How will ocean animals react to the solar eclipse? | Oceana
Home / Blog / How will ocean animals react to the solar eclipse?

August 17, 2017

How will ocean animals react to the solar eclipse?

Because solar eclipses — like the one expected on Aug. 21 — are rare, much of what we know about animal behavior during daytime blackouts is anecdotal. There's plenty left to learn, scientists said.
Muratart / Shutterstock


People watching a total solar eclipse are known to shout, cry, shake uncontrollably and even fall into religious ecstasy. The arrival of sudden darkness in the middle of the day is a shock to be sure. But for fish, penguins and other marine animals, will the Aug. 21 eclipse inspire panic and confusion or just a shrug?

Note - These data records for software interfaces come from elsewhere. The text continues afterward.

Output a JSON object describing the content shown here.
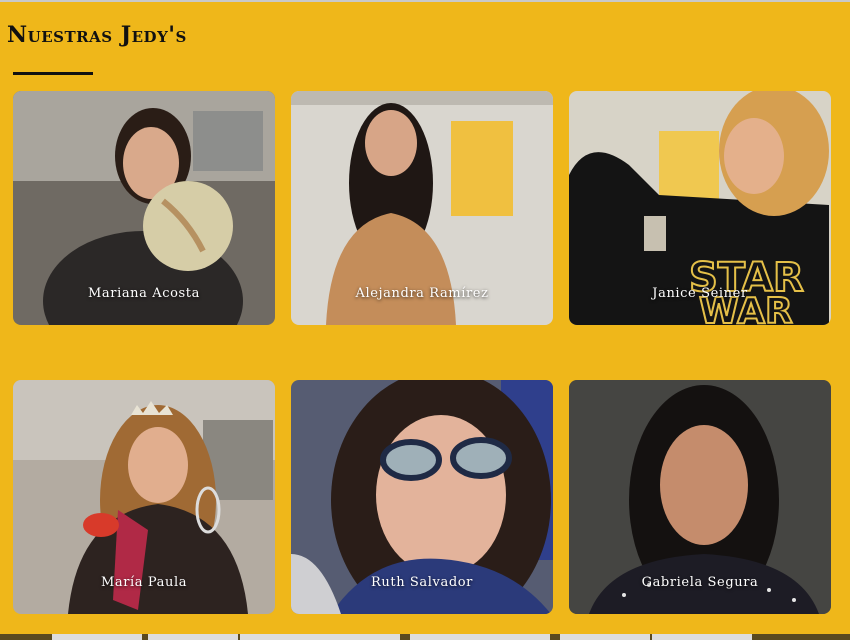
{
  "section": {
    "title": "Nuestras Jedy's"
  },
  "cards": [
    {
      "name": "Mariana Acosta"
    },
    {
      "name": "Alejandra Ramírez"
    },
    {
      "name": "Janice Seiner"
    },
    {
      "name": "María Paula"
    },
    {
      "name": "Ruth Salvador"
    },
    {
      "name": "Gabriela Segura"
    }
  ],
  "colors": {
    "background": "#efb71a",
    "title": "#111111",
    "card_label": "#ffffff"
  }
}
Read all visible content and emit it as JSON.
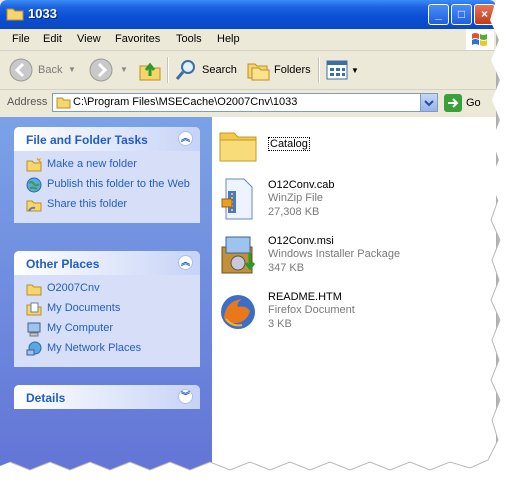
{
  "window": {
    "title": "1033"
  },
  "title_buttons": {
    "minimize": "_",
    "maximize": "□",
    "close": "×"
  },
  "menu": [
    "File",
    "Edit",
    "View",
    "Favorites",
    "Tools",
    "Help"
  ],
  "toolbar": {
    "back_label": "Back",
    "search_label": "Search",
    "folders_label": "Folders"
  },
  "address": {
    "label": "Address",
    "path": "C:\\Program Files\\MSECache\\O2007Cnv\\1033",
    "go_label": "Go"
  },
  "panels": {
    "file_tasks": {
      "title": "File and Folder Tasks",
      "items": [
        {
          "label": "Make a new folder",
          "icon": "new-folder-icon"
        },
        {
          "label": "Publish this folder to the Web",
          "icon": "publish-web-icon"
        },
        {
          "label": "Share this folder",
          "icon": "share-folder-icon"
        }
      ]
    },
    "other_places": {
      "title": "Other Places",
      "items": [
        {
          "label": "O2007Cnv",
          "icon": "folder-icon"
        },
        {
          "label": "My Documents",
          "icon": "my-documents-icon"
        },
        {
          "label": "My Computer",
          "icon": "my-computer-icon"
        },
        {
          "label": "My Network Places",
          "icon": "network-places-icon"
        }
      ]
    },
    "details": {
      "title": "Details"
    }
  },
  "files": [
    {
      "name": "Catalog",
      "type": "",
      "size": "",
      "icon": "folder-icon"
    },
    {
      "name": "O12Conv.cab",
      "type": "WinZip File",
      "size": "27,308 KB",
      "icon": "winzip-file-icon"
    },
    {
      "name": "O12Conv.msi",
      "type": "Windows Installer Package",
      "size": "347 KB",
      "icon": "installer-package-icon"
    },
    {
      "name": "README.HTM",
      "type": "Firefox Document",
      "size": "3 KB",
      "icon": "firefox-document-icon"
    }
  ],
  "colors": {
    "titlebar": "#0a4fd4",
    "task_link": "#215dc6",
    "left_pane_top": "#7ba2e7",
    "left_pane_bottom": "#6375d6"
  }
}
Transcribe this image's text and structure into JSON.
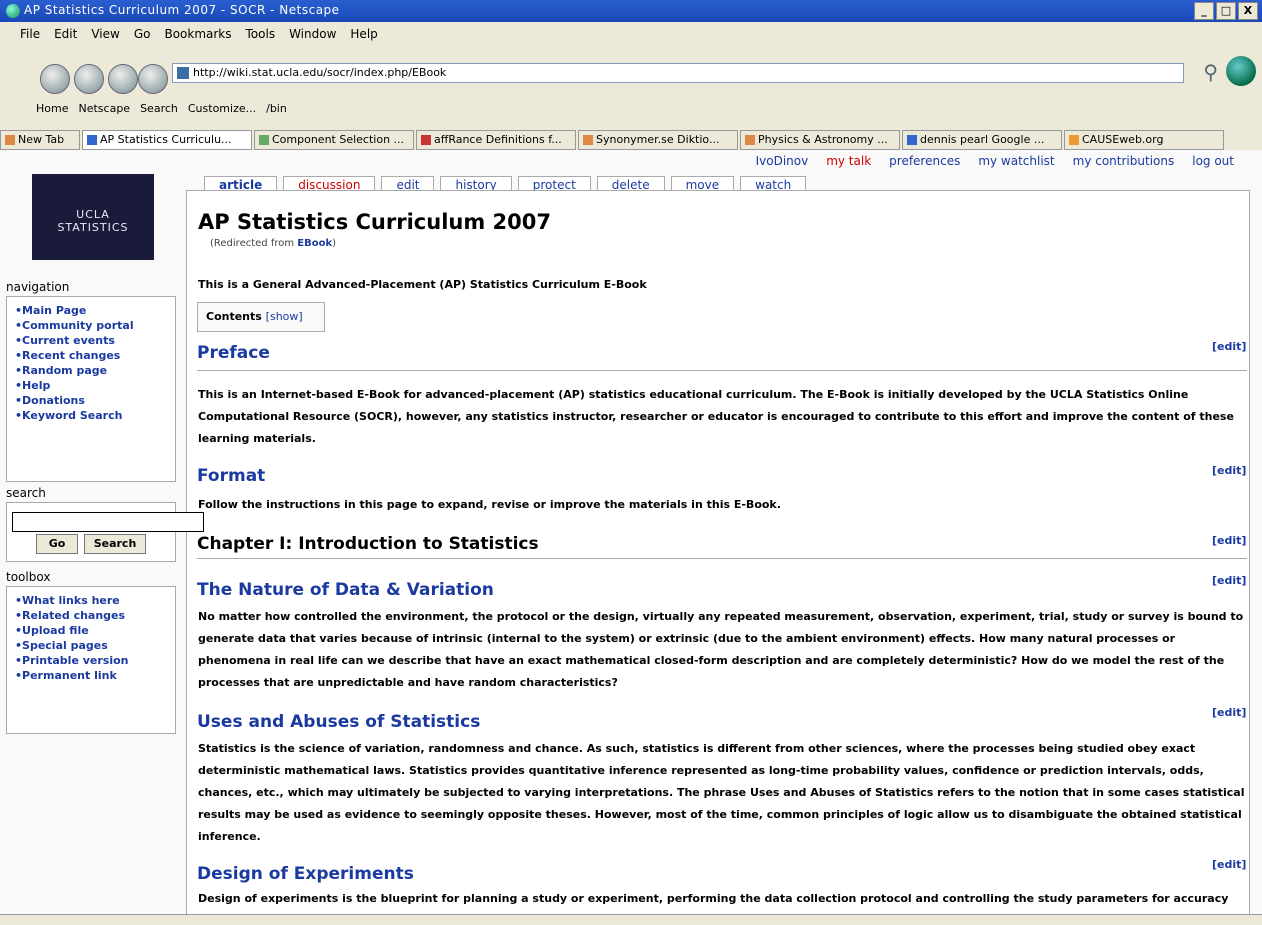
{
  "window": {
    "title": "AP Statistics Curriculum 2007 - SOCR - Netscape",
    "buttons": [
      "_",
      "□",
      "X"
    ]
  },
  "menu": [
    "File",
    "Edit",
    "View",
    "Go",
    "Bookmarks",
    "Tools",
    "Window",
    "Help"
  ],
  "url": "http://wiki.stat.ucla.edu/socr/index.php/EBook",
  "bookmarks": [
    "Home",
    "Netscape",
    "Search",
    "Customize...",
    "/bin"
  ],
  "tabs": [
    "New Tab",
    "AP Statistics Curriculu...",
    "Component Selection ...",
    "affRance Definitions f...",
    "Synonymer.se Diktio...",
    "Physics & Astronomy ...",
    "dennis pearl Google ...",
    "CAUSEweb.org"
  ],
  "personal": {
    "user": "IvoDinov",
    "talk": "my talk",
    "prefs": "preferences",
    "watch": "my watchlist",
    "contrib": "my contributions",
    "logout": "log out"
  },
  "page_tabs": {
    "article": "article",
    "discussion": "discussion",
    "edit": "edit",
    "history": "history",
    "protect": "protect",
    "delete": "delete",
    "move": "move",
    "watch": "watch"
  },
  "logo": {
    "l1": "UCLA",
    "l2": "STATISTICS"
  },
  "sidebar": {
    "nav_title": "navigation",
    "nav": [
      "Main Page",
      "Community portal",
      "Current events",
      "Recent changes",
      "Random page",
      "Help",
      "Donations",
      "Keyword Search"
    ],
    "search_title": "search",
    "go": "Go",
    "search": "Search",
    "toolbox_title": "toolbox",
    "toolbox": [
      "What links here",
      "Related changes",
      "Upload file",
      "Special pages",
      "Printable version",
      "Permanent link"
    ]
  },
  "article": {
    "title": "AP Statistics Curriculum 2007",
    "redirect": "(Redirected from",
    "redirect_link": "EBook",
    "redirect_close": ")",
    "intro": "This is a General Advanced-Placement (AP) Statistics Curriculum E-Book",
    "contents": "Contents",
    "show": "[show]",
    "edit": "[edit]",
    "preface": "Preface",
    "preface_text": "This is an Internet-based E-Book for advanced-placement (AP) statistics educational curriculum. The E-Book is initially developed by the UCLA Statistics Online Computational Resource (SOCR), however, any statistics instructor, researcher or educator is encouraged to contribute to this effort and improve the content of these learning materials.",
    "format": "Format",
    "format_text": "Follow the instructions in this page to expand, revise or improve the materials in this E-Book.",
    "chapter": "Chapter I: Introduction to Statistics",
    "nature": "The Nature of Data & Variation",
    "nature_text": "No matter how controlled the environment, the protocol or the design, virtually any repeated measurement, observation, experiment, trial, study or survey is bound to generate data that varies because of intrinsic (internal to the system) or extrinsic (due to the ambient environment) effects. How many natural processes or phenomena in real life can we describe that have an exact mathematical closed-form description and are completely deterministic? How do we model the rest of the processes that are unpredictable and have random characteristics?",
    "uses": "Uses and Abuses of Statistics",
    "uses_text": "Statistics is the science of variation, randomness and chance. As such, statistics is different from other sciences, where the processes being studied obey exact deterministic mathematical laws. Statistics provides quantitative inference represented as long-time probability values, confidence or prediction intervals, odds, chances, etc., which may ultimately be subjected to varying interpretations. The phrase Uses and Abuses of Statistics refers to the notion that in some cases statistical results may be used as evidence to seemingly opposite theses. However, most of the time, common principles of logic allow us to disambiguate the obtained statistical inference.",
    "design": "Design of Experiments",
    "design_text": "Design of experiments is the blueprint for planning a study or experiment, performing the data collection protocol and controlling the study parameters for accuracy and"
  }
}
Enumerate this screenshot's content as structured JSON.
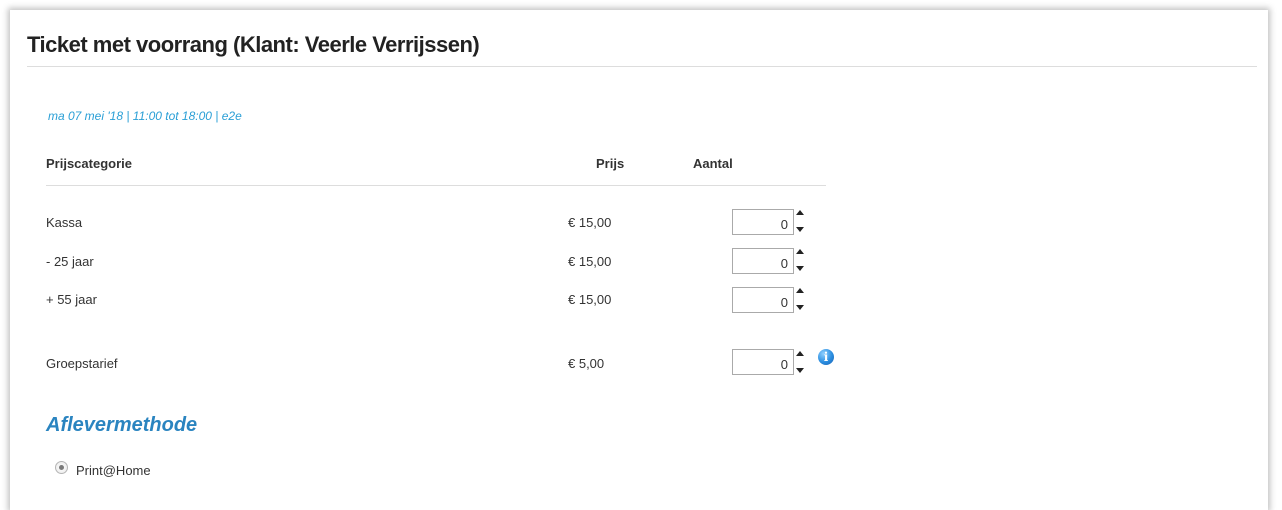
{
  "page": {
    "title": "Ticket met voorrang (Klant: Veerle Verrijssen)",
    "event_info": "ma 07 mei '18 | 11:00 tot 18:00 | e2e"
  },
  "table": {
    "headers": {
      "category": "Prijscategorie",
      "price": "Prijs",
      "quantity": "Aantal"
    },
    "rows": [
      {
        "label": "Kassa",
        "price": "€ 15,00",
        "quantity": "0"
      },
      {
        "label": "- 25 jaar",
        "price": "€ 15,00",
        "quantity": "0"
      },
      {
        "label": "+ 55 jaar",
        "price": "€ 15,00",
        "quantity": "0"
      },
      {
        "label": "Groepstarief",
        "price": "€ 5,00",
        "quantity": "0",
        "info_icon": "info-icon"
      }
    ]
  },
  "delivery": {
    "title": "Aflevermethode",
    "options": [
      {
        "label": "Print@Home",
        "selected": true
      }
    ]
  },
  "colors": {
    "accent": "#2a9fd6",
    "section_title": "#2a84c0"
  }
}
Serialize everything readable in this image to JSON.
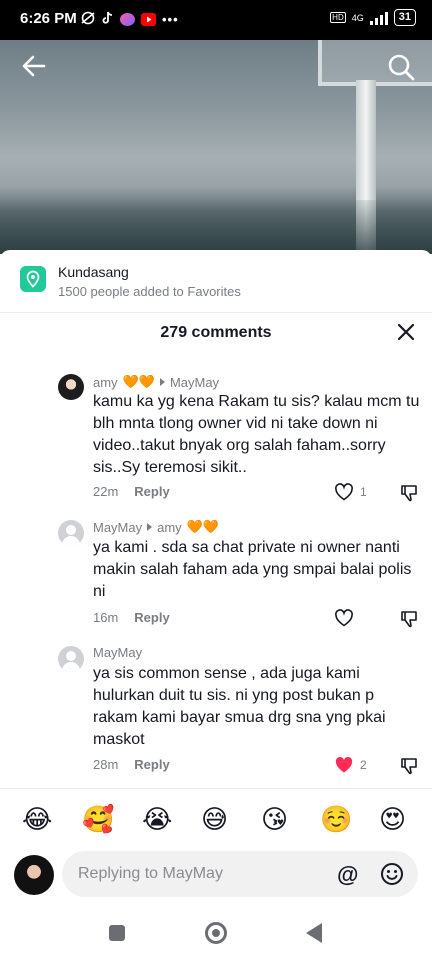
{
  "status_bar": {
    "time": "6:26 PM",
    "network": "4G",
    "battery": "31"
  },
  "video": {
    "back_icon": "arrow-left-icon",
    "search_icon": "search-icon"
  },
  "location": {
    "icon": "location-pin-icon",
    "color": "#20c997",
    "name": "Kundasang",
    "subtitle": "1500 people added to Favorites"
  },
  "comments_header": {
    "title": "279 comments",
    "close_icon": "close-icon"
  },
  "comments": [
    {
      "author": "amy",
      "author_hearts": "🧡🧡",
      "reply_to": "MayMay",
      "reply_to_hearts": "",
      "text": "kamu ka yg kena Rakam tu sis? kalau mcm tu blh mnta tlong owner vid ni take down ni video..takut bnyak org salah faham..sorry sis..Sy teremosi sikit..",
      "time": "22m",
      "reply_label": "Reply",
      "likes": "1",
      "liked": false
    },
    {
      "author": "MayMay",
      "author_hearts": "",
      "reply_to": "amy",
      "reply_to_hearts": "🧡🧡",
      "text": "ya kami . sda sa chat private ni owner nanti makin salah faham ada yng smpai balai polis ni",
      "time": "16m",
      "reply_label": "Reply",
      "likes": "",
      "liked": false
    },
    {
      "author": "MayMay",
      "author_hearts": "",
      "reply_to": "",
      "reply_to_hearts": "",
      "text": "ya sis common sense , ada juga kami hulurkan duit tu sis. ni yng post bukan p rakam kami bayar smua drg sna yng pkai maskot",
      "time": "28m",
      "reply_label": "Reply",
      "likes": "2",
      "liked": true,
      "like_color": "#fe2c55"
    }
  ],
  "emoji_bar": [
    "😂",
    "🥰",
    "😭",
    "😅",
    "😘",
    "☺️",
    "😍"
  ],
  "reply_box": {
    "placeholder": "Replying to MayMay",
    "mention_symbol": "@",
    "emoji_icon": "smiley-icon"
  }
}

There are two ways marine animals could react to unexpected darkness, said Stephán Reebs, an animal behaviorist at the University of Moncton in Canada. Some sea creatures could listen to their internal clocks and realize that even though the stars are out, it’s not bedtime yet. Other animals may depend more on their learned association between dimming light and the need to prepare for nightfall.

The rhythm within

“Like most other animals, fish have an internal circadian clock that gives them a sense of time,” Reebs explained. And much of his research has been spent tinkering with the ways it ticks.

In a 1994 study, Reebs set out to see if zebra cichlids — a small, freshwater fish from Malawi — are governed by their internal clocks or by exterior light. Each day at dusk, parent cichlids dutifully scoop their babies into their mouths and carry them to the safety of the nest. This routine happens every evening like clockwork, and keeps the tiny cichlid fry from becoming a predator’s midnight snack.

Reebs found that partial darkness didn’t dupe parent cichlids. They kept up their normal daytime behaviors. “I would have been disappointed if my cichlids had retrieved their young in the middle of the day,” Reebs said, “because that would have meant no influence by the internal clock — and I like clocks.”

Ignoring partial darkness is a smart strategy. After all, passing clouds and bad weather dim the sun all the time. But the story changed when Reebs turned the lights off entirely. This time, the parents vacuumed up their babies in preparation for bedtime.

In this case, Reebs said, the environmental cue was strong enough to signal to the parents that nocturnal predators might be on the prowl. The risks of losing their babies outweighed their bodies’ message that it was still daytime. Reebs put himself in the mindset of a cichlid mom or dad, saying: “It may not be night, but it’s dark, dammit, and I need to take care of my young!”

The light beyond

For vision-dependent species, or those that use shadows to spot predators, solar eclipses can have “significant effects” on marine animal behavior, said Andrew J. Phillips, a sleep expert at Harvard Medical School.

Scattered field observations have recorded how fish react to real-world eclipses. Herring in Maine school on the water’s surface, reef fish in the Galapagos retreat to safety on the reef and zooplankton migrate to the surface from the dark depths below — all behavior typically seen at twilight.

More charismatic critters also react to the eclipse. An astronomer boating off the Galapagos during an eclipse was joined at the sea’s surface by a group of whales and dolphins, apparently as interested in the celestial phenomenon as he was.

Even penguins might get in on the game. Little penguins in Australia are the smallest penguin species, and the only ones that are solely nocturnal when they’re on land. Each day at sunset they return to Phillip Island in the south of Australia to sleep. A 2016 study found that their daily arrivals and departures are strongly influenced by light from the sun and moon, and possibly also from electric lights.

Andre Chiaradia, a seabird research scientist on the island, suspects that the penguins’ light sensitivity means they’d likely take notice of a solar eclipse. But there’s a catch, Chiaradia said. An eclipse would only alter their behavior if it happened “at sunset when they come home or at sunrise when they leave the colony.”

But we don’t have to worry that the eclipse will throw marine animals out of whack for more than a few minutes. Inner clocks can’t be overridden by fleeting environmental cues, said Kristin Tessmar-Raible, a molecular biologist at the University of Vienna in Austria. It takes time for circadian rhythms to readjust — think of how long it takes to recover from jet lag.

Solar eclipses are rare. If you’re lucky enough to be in its path next Monday, take some time to observe how the local wildlife react. The California Academy of Sciences is asking citizen scientists to report their findings to the Life Responds project. Because so much of what we know about animal behavior during eclipses is anecdotal, there’s plenty left to learn.

And if you happen to be at sea for the brief window when the sky goes dark, try to spare a few seconds to watch what’s going on below the waves: What you see might surprise you.